_Provided entries:_
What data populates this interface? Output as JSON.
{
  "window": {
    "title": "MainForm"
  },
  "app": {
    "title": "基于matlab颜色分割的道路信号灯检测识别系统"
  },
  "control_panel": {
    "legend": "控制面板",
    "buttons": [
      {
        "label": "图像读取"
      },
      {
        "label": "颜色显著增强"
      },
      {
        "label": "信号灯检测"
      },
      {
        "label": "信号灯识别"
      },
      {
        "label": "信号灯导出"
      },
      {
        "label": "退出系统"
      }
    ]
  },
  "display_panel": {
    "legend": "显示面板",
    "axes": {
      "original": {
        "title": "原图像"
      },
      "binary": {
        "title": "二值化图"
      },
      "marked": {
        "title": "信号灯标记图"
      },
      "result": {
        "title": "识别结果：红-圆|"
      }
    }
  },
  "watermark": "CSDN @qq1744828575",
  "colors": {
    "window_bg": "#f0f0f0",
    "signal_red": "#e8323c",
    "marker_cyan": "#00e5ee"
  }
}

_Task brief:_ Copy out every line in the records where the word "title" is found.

_Exercise solution:_
    "title": "MainForm"
    "title": "基于matlab颜色分割的道路信号灯检测识别系统"
        "title": "原图像"
        "title": "二值化图"
        "title": "信号灯标记图"
        "title": "识别结果：红-圆|"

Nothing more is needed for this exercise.